Have you ever considered that fallen, dead trees might be able to donate their old parts for education? Indeed they can, i.e. with the help of a chain saw and a friend.
The Cavity Conservation Initiative has been searching for bits and pieces of dead wood that show signs of wildlife use. Senior Park Ranger, Ed Bridges, at Riley Park in Coto De Caza, CA said he could help! He authorized his park maintenance staff, Janice Urrutia, to use a chain saw to section out pieces for us. (Be aware! This requires permission, and is authorized only under special conditions, partly because transporting wood is ill-advised due to risk of spreading tree pests.) So what exactly were we looking for? And why did we want these items?
These photos tell the story. And the destination for the wood is Pitzer College in Claremont, CA, specifically their Department of Environmental Education. We are developing a teaching kit for students to use with 120 5th graders who annually visit the College's biological field station to learn about natural science.
The golden minutes of the experience at Riley was the time spent with the fallen champion pictured above. It is only one of their majestic oaks. Can you imagine how the earth shook and critters scattered in all directions when it fell to the ground?!
Stunned by its "resting" size, stilled by the history locked in it, I was bursting with joy over its second life. You see, the tree will continue to provide habitat for wildlife in all stages of decay. Eventually nature's decomposers and recyclers will return its nutrients to the soil, but In California's dry climate it might take hundreds of years of course.

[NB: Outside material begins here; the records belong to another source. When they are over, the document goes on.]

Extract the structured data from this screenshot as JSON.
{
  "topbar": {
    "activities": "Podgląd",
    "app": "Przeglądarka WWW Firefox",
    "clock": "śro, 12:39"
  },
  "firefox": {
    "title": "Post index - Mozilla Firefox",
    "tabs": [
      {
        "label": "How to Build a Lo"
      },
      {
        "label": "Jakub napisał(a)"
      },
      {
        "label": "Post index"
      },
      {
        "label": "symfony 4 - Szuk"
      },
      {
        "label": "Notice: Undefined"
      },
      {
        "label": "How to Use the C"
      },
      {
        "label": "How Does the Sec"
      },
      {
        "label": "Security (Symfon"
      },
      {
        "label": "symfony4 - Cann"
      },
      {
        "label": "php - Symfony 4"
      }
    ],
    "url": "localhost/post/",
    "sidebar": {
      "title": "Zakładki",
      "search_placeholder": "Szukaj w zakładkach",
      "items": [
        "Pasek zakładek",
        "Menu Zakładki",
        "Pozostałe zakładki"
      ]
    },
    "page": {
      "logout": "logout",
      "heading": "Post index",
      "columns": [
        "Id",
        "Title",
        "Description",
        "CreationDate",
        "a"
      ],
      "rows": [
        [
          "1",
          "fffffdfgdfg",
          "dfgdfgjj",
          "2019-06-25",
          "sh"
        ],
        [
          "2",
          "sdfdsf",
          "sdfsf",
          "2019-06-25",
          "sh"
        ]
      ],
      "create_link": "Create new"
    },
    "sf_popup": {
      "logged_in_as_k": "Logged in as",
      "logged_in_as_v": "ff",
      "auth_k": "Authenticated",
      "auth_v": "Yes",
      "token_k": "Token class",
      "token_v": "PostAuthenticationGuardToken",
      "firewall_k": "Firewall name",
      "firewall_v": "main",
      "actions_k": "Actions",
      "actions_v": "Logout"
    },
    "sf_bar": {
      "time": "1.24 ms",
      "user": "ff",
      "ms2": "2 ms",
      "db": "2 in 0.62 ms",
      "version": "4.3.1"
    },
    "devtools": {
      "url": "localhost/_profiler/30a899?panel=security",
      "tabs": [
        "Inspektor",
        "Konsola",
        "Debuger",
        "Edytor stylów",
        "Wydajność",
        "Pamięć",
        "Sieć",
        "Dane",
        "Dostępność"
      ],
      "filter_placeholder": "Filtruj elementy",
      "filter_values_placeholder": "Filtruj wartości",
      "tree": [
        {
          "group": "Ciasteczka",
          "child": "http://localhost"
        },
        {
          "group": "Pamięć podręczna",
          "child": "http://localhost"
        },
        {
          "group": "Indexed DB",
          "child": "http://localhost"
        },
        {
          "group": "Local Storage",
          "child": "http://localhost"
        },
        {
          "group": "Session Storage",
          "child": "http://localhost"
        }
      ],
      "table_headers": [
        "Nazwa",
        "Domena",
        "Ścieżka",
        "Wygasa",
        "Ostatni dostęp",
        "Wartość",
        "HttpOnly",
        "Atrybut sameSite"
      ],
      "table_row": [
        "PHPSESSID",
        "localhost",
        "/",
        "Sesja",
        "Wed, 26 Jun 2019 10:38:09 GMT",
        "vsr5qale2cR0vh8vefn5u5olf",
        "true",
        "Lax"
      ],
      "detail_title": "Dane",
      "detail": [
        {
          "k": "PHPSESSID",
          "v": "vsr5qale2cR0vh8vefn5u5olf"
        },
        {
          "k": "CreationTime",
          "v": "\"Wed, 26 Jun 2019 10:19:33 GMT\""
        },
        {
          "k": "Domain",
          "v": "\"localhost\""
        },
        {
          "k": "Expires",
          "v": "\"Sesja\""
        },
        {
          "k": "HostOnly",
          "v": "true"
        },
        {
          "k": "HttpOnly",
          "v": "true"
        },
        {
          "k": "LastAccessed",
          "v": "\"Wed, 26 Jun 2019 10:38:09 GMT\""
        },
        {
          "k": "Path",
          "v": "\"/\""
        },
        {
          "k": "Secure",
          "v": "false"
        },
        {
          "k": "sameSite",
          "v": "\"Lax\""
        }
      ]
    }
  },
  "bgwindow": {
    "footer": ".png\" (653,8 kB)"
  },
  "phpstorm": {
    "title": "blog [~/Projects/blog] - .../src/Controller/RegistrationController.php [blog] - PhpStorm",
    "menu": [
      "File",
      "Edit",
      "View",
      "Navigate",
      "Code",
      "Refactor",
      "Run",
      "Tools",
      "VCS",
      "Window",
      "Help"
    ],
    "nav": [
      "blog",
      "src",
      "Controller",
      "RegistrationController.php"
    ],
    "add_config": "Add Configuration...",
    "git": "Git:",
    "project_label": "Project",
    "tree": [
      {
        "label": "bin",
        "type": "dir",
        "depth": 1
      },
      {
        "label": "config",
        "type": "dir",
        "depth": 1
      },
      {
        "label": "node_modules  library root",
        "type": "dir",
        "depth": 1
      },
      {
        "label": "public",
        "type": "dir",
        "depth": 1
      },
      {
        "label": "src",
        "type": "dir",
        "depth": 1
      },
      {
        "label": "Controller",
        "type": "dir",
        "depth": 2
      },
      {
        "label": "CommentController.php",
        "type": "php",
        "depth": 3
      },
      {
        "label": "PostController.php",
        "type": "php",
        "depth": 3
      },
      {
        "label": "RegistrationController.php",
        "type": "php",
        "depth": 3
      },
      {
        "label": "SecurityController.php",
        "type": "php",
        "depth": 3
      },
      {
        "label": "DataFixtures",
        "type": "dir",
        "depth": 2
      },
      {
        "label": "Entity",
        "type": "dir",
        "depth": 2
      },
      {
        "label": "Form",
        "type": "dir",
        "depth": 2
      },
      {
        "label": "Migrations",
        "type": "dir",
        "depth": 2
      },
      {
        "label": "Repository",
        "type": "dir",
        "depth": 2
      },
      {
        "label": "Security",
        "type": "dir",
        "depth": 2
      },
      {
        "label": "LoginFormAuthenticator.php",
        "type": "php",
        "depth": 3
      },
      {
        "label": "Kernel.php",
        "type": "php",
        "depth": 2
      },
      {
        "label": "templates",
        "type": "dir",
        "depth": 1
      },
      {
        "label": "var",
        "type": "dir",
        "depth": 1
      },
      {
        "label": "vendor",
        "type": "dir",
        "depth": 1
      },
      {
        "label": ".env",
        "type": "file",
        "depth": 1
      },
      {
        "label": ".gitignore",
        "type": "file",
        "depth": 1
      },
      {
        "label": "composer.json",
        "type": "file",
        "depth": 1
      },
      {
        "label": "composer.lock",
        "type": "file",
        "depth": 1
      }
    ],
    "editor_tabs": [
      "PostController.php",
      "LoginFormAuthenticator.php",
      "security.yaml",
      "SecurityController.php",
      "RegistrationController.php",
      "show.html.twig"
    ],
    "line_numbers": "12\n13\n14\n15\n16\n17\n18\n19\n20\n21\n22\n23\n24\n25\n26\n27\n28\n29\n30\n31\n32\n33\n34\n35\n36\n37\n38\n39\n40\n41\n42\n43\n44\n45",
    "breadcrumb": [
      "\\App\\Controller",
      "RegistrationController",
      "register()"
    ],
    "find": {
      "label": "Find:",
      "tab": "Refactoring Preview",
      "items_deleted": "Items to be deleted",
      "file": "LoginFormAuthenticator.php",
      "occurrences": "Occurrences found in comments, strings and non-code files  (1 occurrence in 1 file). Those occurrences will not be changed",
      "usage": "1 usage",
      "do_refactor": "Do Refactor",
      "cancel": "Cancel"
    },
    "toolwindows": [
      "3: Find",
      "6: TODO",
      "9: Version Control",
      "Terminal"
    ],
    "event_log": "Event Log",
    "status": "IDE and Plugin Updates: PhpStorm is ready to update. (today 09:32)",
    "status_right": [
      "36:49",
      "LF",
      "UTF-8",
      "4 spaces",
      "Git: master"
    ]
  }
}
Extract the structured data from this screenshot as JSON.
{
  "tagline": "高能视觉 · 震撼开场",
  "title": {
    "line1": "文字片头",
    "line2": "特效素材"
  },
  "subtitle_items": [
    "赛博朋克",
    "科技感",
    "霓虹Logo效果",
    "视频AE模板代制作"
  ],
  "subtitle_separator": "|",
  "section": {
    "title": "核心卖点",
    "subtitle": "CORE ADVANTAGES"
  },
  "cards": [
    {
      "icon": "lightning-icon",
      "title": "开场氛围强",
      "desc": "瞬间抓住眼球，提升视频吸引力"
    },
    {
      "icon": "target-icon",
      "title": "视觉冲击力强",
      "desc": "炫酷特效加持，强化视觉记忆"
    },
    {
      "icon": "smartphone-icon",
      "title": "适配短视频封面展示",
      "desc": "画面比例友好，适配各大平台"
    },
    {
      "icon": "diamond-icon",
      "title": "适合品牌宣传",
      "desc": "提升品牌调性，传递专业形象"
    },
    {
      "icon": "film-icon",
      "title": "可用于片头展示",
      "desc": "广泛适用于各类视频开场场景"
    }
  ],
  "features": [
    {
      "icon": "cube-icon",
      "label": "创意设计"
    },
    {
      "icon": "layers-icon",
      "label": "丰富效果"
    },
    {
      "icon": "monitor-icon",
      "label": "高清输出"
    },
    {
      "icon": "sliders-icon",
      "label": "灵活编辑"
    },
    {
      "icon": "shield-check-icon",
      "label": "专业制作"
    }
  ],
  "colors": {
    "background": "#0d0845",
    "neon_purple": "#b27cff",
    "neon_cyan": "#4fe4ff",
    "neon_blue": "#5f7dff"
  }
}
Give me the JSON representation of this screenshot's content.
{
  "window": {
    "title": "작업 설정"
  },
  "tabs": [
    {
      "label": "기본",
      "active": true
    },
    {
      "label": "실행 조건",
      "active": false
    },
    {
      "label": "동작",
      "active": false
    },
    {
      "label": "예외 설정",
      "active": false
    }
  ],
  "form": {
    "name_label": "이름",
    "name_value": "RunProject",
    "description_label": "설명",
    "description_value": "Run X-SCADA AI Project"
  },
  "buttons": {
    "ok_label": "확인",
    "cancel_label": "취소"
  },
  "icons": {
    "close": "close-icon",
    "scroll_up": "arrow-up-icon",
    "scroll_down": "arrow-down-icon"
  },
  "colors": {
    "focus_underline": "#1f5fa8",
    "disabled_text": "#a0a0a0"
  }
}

If you are fortunate to visit Riley Park and the graveyard of this oak, you will witness a fallen castle of wood, one of our largest, oldest, and most valuable natural resources. Please applaud Orange County Parks for allowing this giant and others like it to rest in place.